Kariya, a popular instant dinner of curry in a pouch that cost 120 yen in 2000, can now be found for 68 yen, according to the blog Yen for Living.
Yes, this would be a problem for the working man – his necessities of life are falling in price.
But rest assured, those calling for higher price inflation are thinking of the little people:
Many households also have reason to miss higher inflation. Historically, higher prices have led to higher wages, allowing borrowers to repay fixed debts like mortgage loans more easily.
“Let me just remind everyone that inflation falling below our target of 2 percent is costly,” Charles L. Evans, the president of the Federal Reserve Bank of Chicago, said in a speech in Madison, Wis., this month. “If inflation is lower than expected, then debt financing is more burdensome than borrowers expected. Problems of debt overhang become that much worse for the economy.”
Somehow, the debt burden of Americans has only grown, and not shrunk, during this wonderful period of inflation. How can that be? Perhaps they forgot to mention the cheaper credit induced by policies of the Fed and the US government that have incented people to borrow more.
Back to the use of the term “inflation”: note that the entire article uses the term “inflation” in the context of prices as measured by the CPI or other such index. There is no discussion of monetary inflation – which at one time was what one naturally was discussing when the term “inflation” was used.

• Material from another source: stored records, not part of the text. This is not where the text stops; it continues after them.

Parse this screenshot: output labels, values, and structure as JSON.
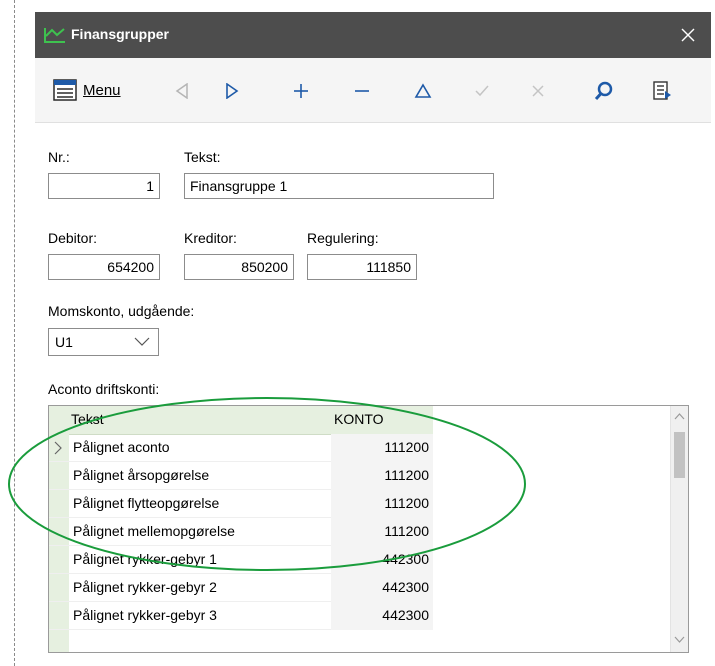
{
  "window": {
    "title": "Finansgrupper",
    "icons": {
      "app": "chart-app-icon",
      "close": "close-icon"
    }
  },
  "toolbar": {
    "menu_label": "Menu",
    "menu_icon": "menu-icon",
    "buttons": [
      "previous-icon",
      "next-icon",
      "add-icon",
      "remove-icon",
      "up-icon",
      "confirm-icon",
      "cancel-icon",
      "search-icon",
      "export-icon"
    ]
  },
  "form": {
    "nr_label": "Nr.:",
    "nr_value": "1",
    "tekst_label": "Tekst:",
    "tekst_value": "Finansgruppe 1",
    "debitor_label": "Debitor:",
    "debitor_value": "654200",
    "kreditor_label": "Kreditor:",
    "kreditor_value": "850200",
    "regulering_label": "Regulering:",
    "regulering_value": "111850",
    "moms_label": "Momskonto, udgående:",
    "moms_value": "U1"
  },
  "grid": {
    "title": "Aconto driftskonti:",
    "columns": [
      "Tekst",
      "KONTO"
    ],
    "rows": [
      {
        "tekst": "Pålignet aconto",
        "konto": "111200"
      },
      {
        "tekst": "Pålignet årsopgørelse",
        "konto": "111200"
      },
      {
        "tekst": "Pålignet flytteopgørelse",
        "konto": "111200"
      },
      {
        "tekst": "Pålignet mellemopgørelse",
        "konto": "111200"
      },
      {
        "tekst": "Pålignet rykker-gebyr 1",
        "konto": "442300"
      },
      {
        "tekst": "Pålignet rykker-gebyr 2",
        "konto": "442300"
      },
      {
        "tekst": "Pålignet rykker-gebyr 3",
        "konto": "442300"
      }
    ]
  },
  "colors": {
    "titlebar": "#4d4d4d",
    "accent_green": "#1a9c3c",
    "grid_header": "#e6f0e0",
    "search_blue": "#1e5aa8"
  }
}
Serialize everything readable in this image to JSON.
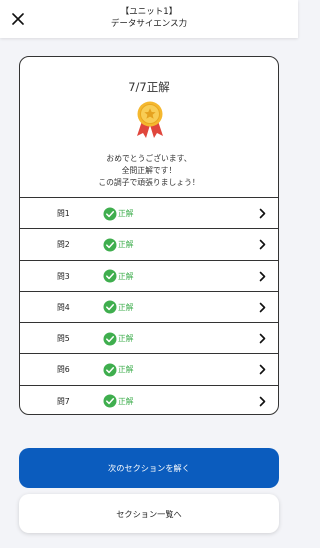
{
  "header": {
    "title": "【ユニット1】",
    "subtitle": "データサイエンス力",
    "close_icon": "close-icon"
  },
  "result": {
    "score": "7/7正解",
    "medal_icon": "medal-icon",
    "message_lines": [
      "おめでとうございます、",
      "全問正解です！",
      "この調子で頑張りましょう！"
    ]
  },
  "questions": [
    {
      "label": "問1",
      "status": "正解"
    },
    {
      "label": "問2",
      "status": "正解"
    },
    {
      "label": "問3",
      "status": "正解"
    },
    {
      "label": "問4",
      "status": "正解"
    },
    {
      "label": "問5",
      "status": "正解"
    },
    {
      "label": "問6",
      "status": "正解"
    },
    {
      "label": "問7",
      "status": "正解"
    }
  ],
  "buttons": {
    "next_section": "次のセクションを解く",
    "section_list": "セクション一覧へ"
  },
  "colors": {
    "primary": "#0b5cbe",
    "correct": "#3fae4e",
    "medal_gold": "#f5b82e",
    "ribbon_red": "#e0463c"
  }
}
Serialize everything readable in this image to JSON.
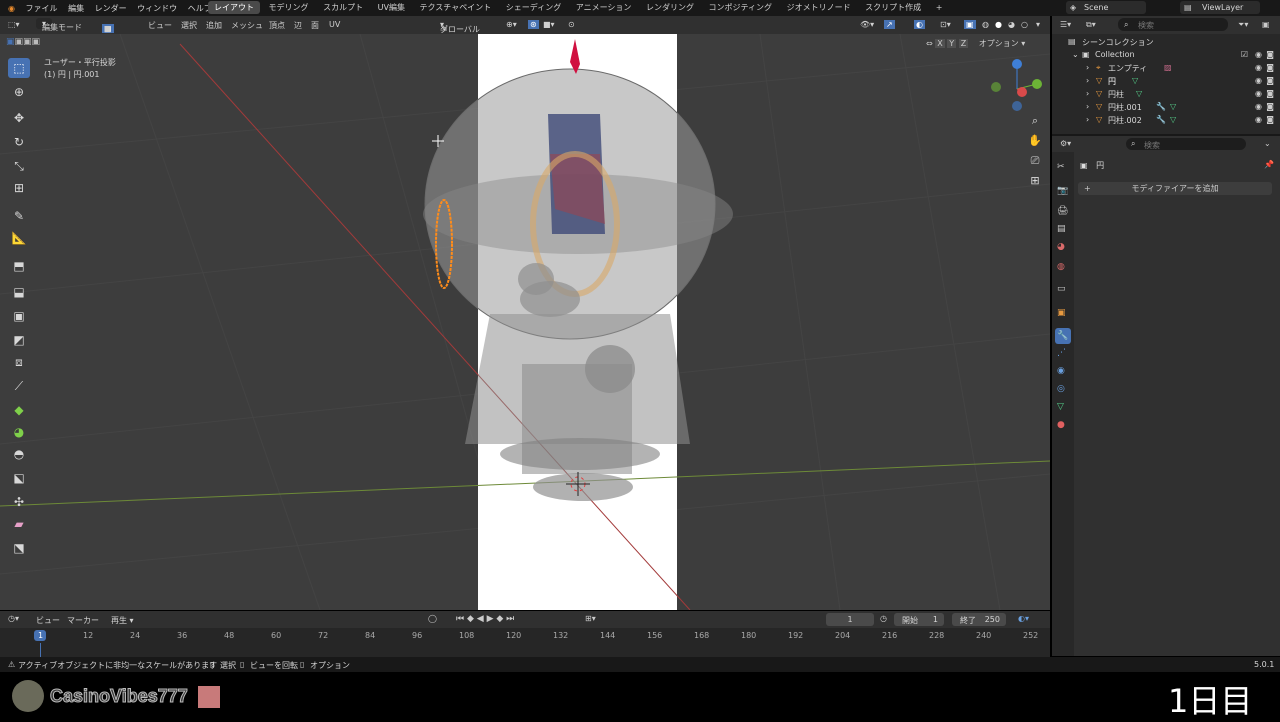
{
  "topbar": {
    "menu": [
      "ファイル",
      "編集",
      "レンダー",
      "ウィンドウ",
      "ヘルプ"
    ],
    "workspaces": [
      "レイアウト",
      "モデリング",
      "スカルプト",
      "UV編集",
      "テクスチャペイント",
      "シェーディング",
      "アニメーション",
      "レンダリング",
      "コンポジティング",
      "ジオメトリノード",
      "スクリプト作成"
    ],
    "add_ws": "+",
    "scene": "Scene",
    "viewlayer": "ViewLayer"
  },
  "viewport_header": {
    "mode": "編集モード",
    "menus": [
      "ビュー",
      "選択",
      "追加",
      "メッシュ",
      "頂点",
      "辺",
      "面",
      "UV"
    ],
    "transform": "グローバル",
    "axes": [
      "X",
      "Y",
      "Z"
    ],
    "options": "オプション"
  },
  "viewport": {
    "view_name": "ユーザー・平行投影",
    "object_info": "(1) 円 | 円.001"
  },
  "outliner": {
    "search_placeholder": "検索",
    "scene_collection": "シーンコレクション",
    "collection": "Collection",
    "items": [
      "エンプティ",
      "円",
      "円柱",
      "円柱.001",
      "円柱.002"
    ]
  },
  "properties": {
    "search_placeholder": "検索",
    "object_name": "円",
    "add_modifier": "モディファイアーを追加"
  },
  "timeline": {
    "menus": [
      "ビュー",
      "マーカー",
      "再生"
    ],
    "current_frame": "1",
    "start_label": "開始",
    "start": "1",
    "end_label": "終了",
    "end": "250",
    "ruler": [
      "1",
      "12",
      "24",
      "36",
      "48",
      "60",
      "72",
      "84",
      "96",
      "108",
      "120",
      "132",
      "144",
      "156",
      "168",
      "180",
      "192",
      "204",
      "216",
      "228",
      "240",
      "252"
    ]
  },
  "statusbar": {
    "warning": "アクティブオブジェクトに非均一なスケールがあります",
    "select": "選択",
    "rotate": "ビューを回転",
    "options": "オプション",
    "version": "5.0.1"
  },
  "overlay": {
    "username": "CasinoVibes777",
    "day": "1日目"
  }
}
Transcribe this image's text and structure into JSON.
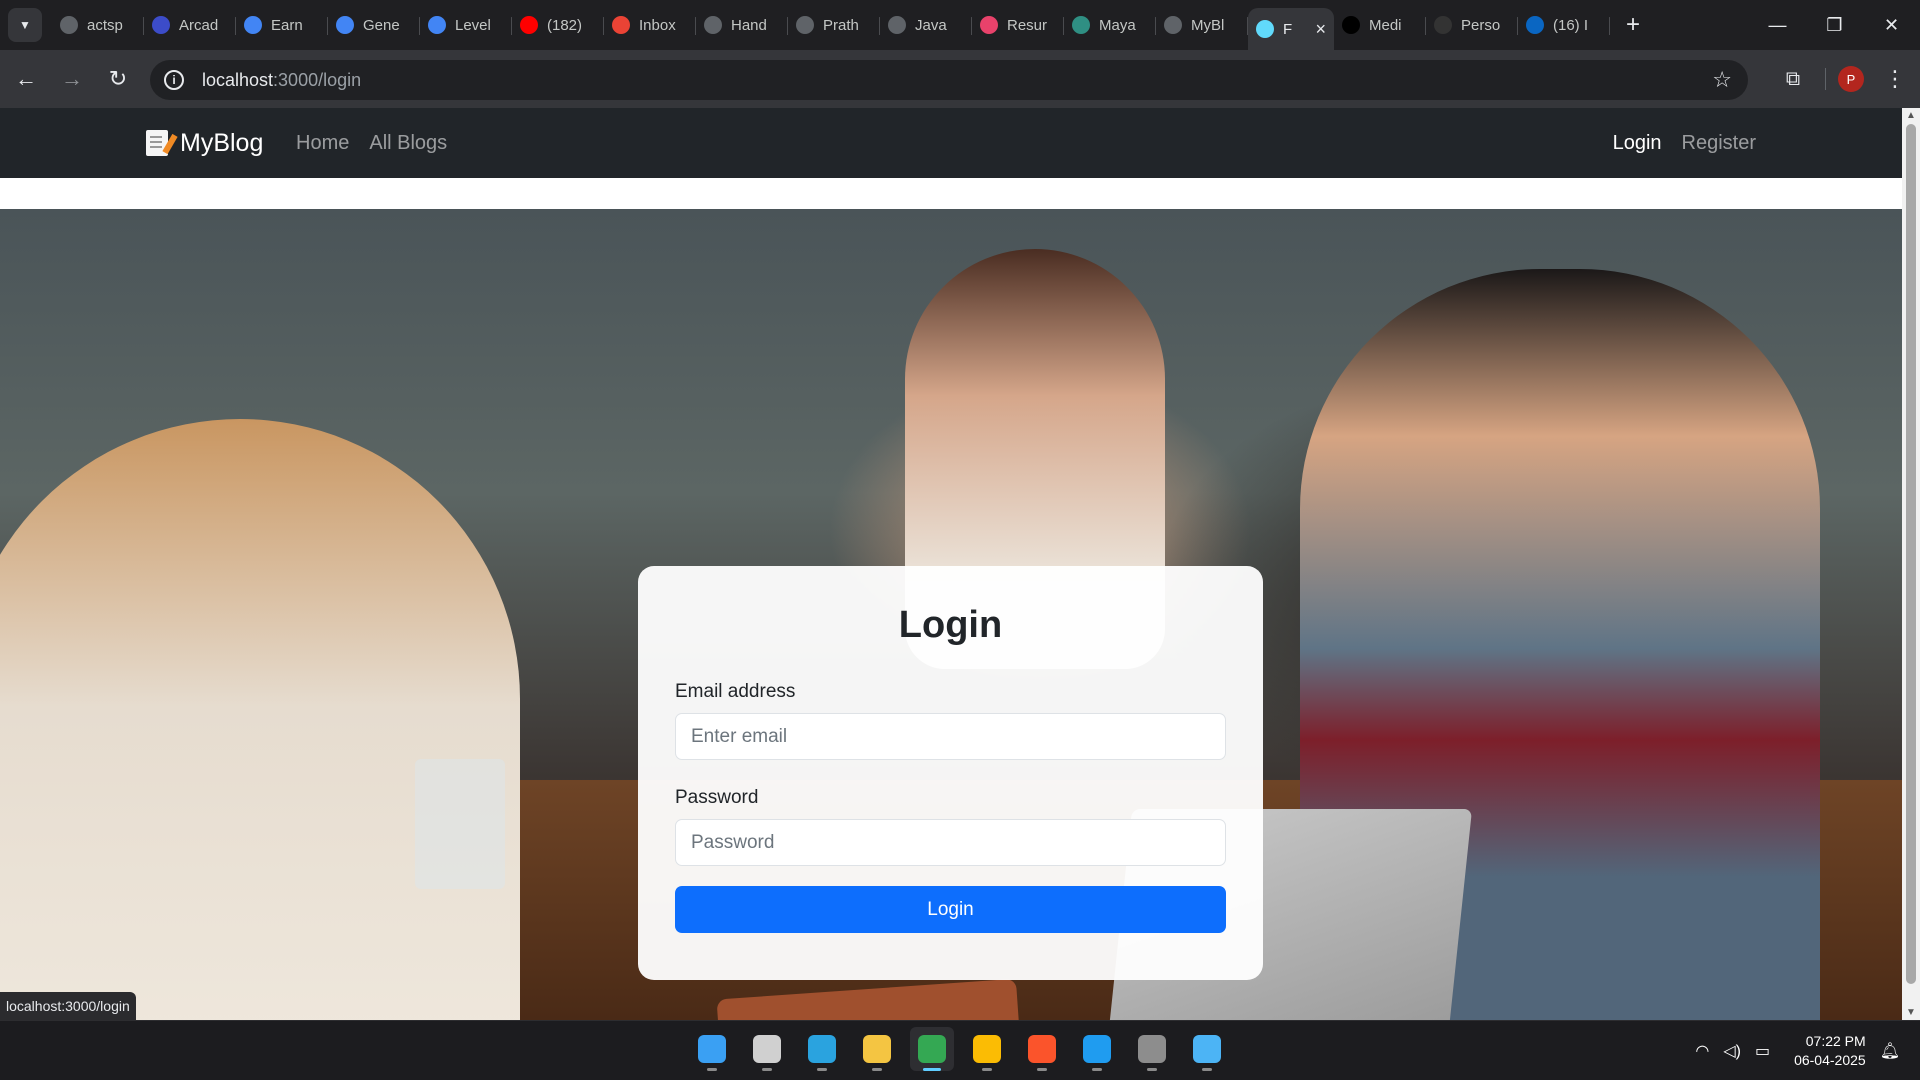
{
  "browser": {
    "tabs": [
      {
        "title": "actsp",
        "favicon": "feather-icon",
        "color": "#5f6368"
      },
      {
        "title": "Arcad",
        "favicon": "arcade-icon",
        "color": "#3c4cc9"
      },
      {
        "title": "Earn",
        "favicon": "google-cloud-icon",
        "color": "#4285f4"
      },
      {
        "title": "Gene",
        "favicon": "google-cloud-icon",
        "color": "#4285f4"
      },
      {
        "title": "Level",
        "favicon": "google-cloud-icon",
        "color": "#4285f4"
      },
      {
        "title": "(182)",
        "favicon": "youtube-icon",
        "color": "#ff0000"
      },
      {
        "title": "Inbox",
        "favicon": "gmail-icon",
        "color": "#ea4335"
      },
      {
        "title": "Hand",
        "favicon": "openai-icon",
        "color": "#5f6368"
      },
      {
        "title": "Prath",
        "favicon": "github-icon",
        "color": "#5f6368"
      },
      {
        "title": "Java",
        "favicon": "openai-icon",
        "color": "#5f6368"
      },
      {
        "title": "Resur",
        "favicon": "resume-icon",
        "color": "#e8426b"
      },
      {
        "title": "Maya",
        "favicon": "maya-icon",
        "color": "#2f8f83"
      },
      {
        "title": "MyBl",
        "favicon": "openai-icon",
        "color": "#5f6368"
      },
      {
        "title": "F",
        "favicon": "react-icon",
        "color": "#61dafb",
        "active": true
      },
      {
        "title": "Medi",
        "favicon": "medium-icon",
        "color": "#000000"
      },
      {
        "title": "Perso",
        "favicon": "briefcase-icon",
        "color": "#333333"
      },
      {
        "title": "(16) I",
        "favicon": "linkedin-icon",
        "color": "#0a66c2"
      }
    ],
    "url_host": "localhost",
    "url_path": ":3000/login",
    "profile_initial": "P",
    "status_url": "localhost:3000/login"
  },
  "app": {
    "brand": "MyBlog",
    "nav_left": [
      "Home",
      "All Blogs"
    ],
    "nav_right": [
      "Login",
      "Register"
    ]
  },
  "login": {
    "title": "Login",
    "email_label": "Email address",
    "email_placeholder": "Enter email",
    "password_label": "Password",
    "password_placeholder": "Password",
    "submit_label": "Login"
  },
  "taskbar": {
    "apps": [
      {
        "name": "windows-start-icon",
        "color": "#3aa0f3"
      },
      {
        "name": "task-view-icon",
        "color": "#d0d0d0"
      },
      {
        "name": "telegram-icon",
        "color": "#2aa3df"
      },
      {
        "name": "file-explorer-icon",
        "color": "#f4c542"
      },
      {
        "name": "chrome-profile-icon",
        "color": "#34a853",
        "active": true
      },
      {
        "name": "chrome-icon",
        "color": "#fbbc04"
      },
      {
        "name": "brave-icon",
        "color": "#fb542b"
      },
      {
        "name": "vscode-icon",
        "color": "#1f9cf0"
      },
      {
        "name": "settings-icon",
        "color": "#8d8d8d"
      },
      {
        "name": "notepad-icon",
        "color": "#4cb4f5"
      }
    ],
    "time": "07:22 PM",
    "date": "06-04-2025"
  },
  "colors": {
    "navbar_bg": "#212529",
    "primary_button": "#0d6efd"
  }
}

The most damaging distortions come with monetary inflation – money and credit is funneled to those closest to the money-printing machine. This distorts supply and demand, and therefore prices in ways outside of normal market forces.
Think of money as chits. Those closest to the Fed have access to an unlimited supply of chits, at virtually no cost. The rest of us have to produce something in order to earn chits. All chits are equal in the market and compete equally for stuff to buy.
Whether or not prices rise is immaterial to the reality of monetary inflation (although in all likelihood, prices would generally decline absent the monetary inflation – a “good” for most normal humans). The chosen few are able to buy more because of the monetary inflation.
Price inflation is only one possible damaging consequence of monetary inflation, but not the only one and not necessarily the first one. But the conversation is shifted to price inflation because this allows the gatekeepers to hide the true objective – confiscate wealth through the creation of chits for the select few.
An article about this would be news that is fit to print. Don’t expect to see this in the New York Times.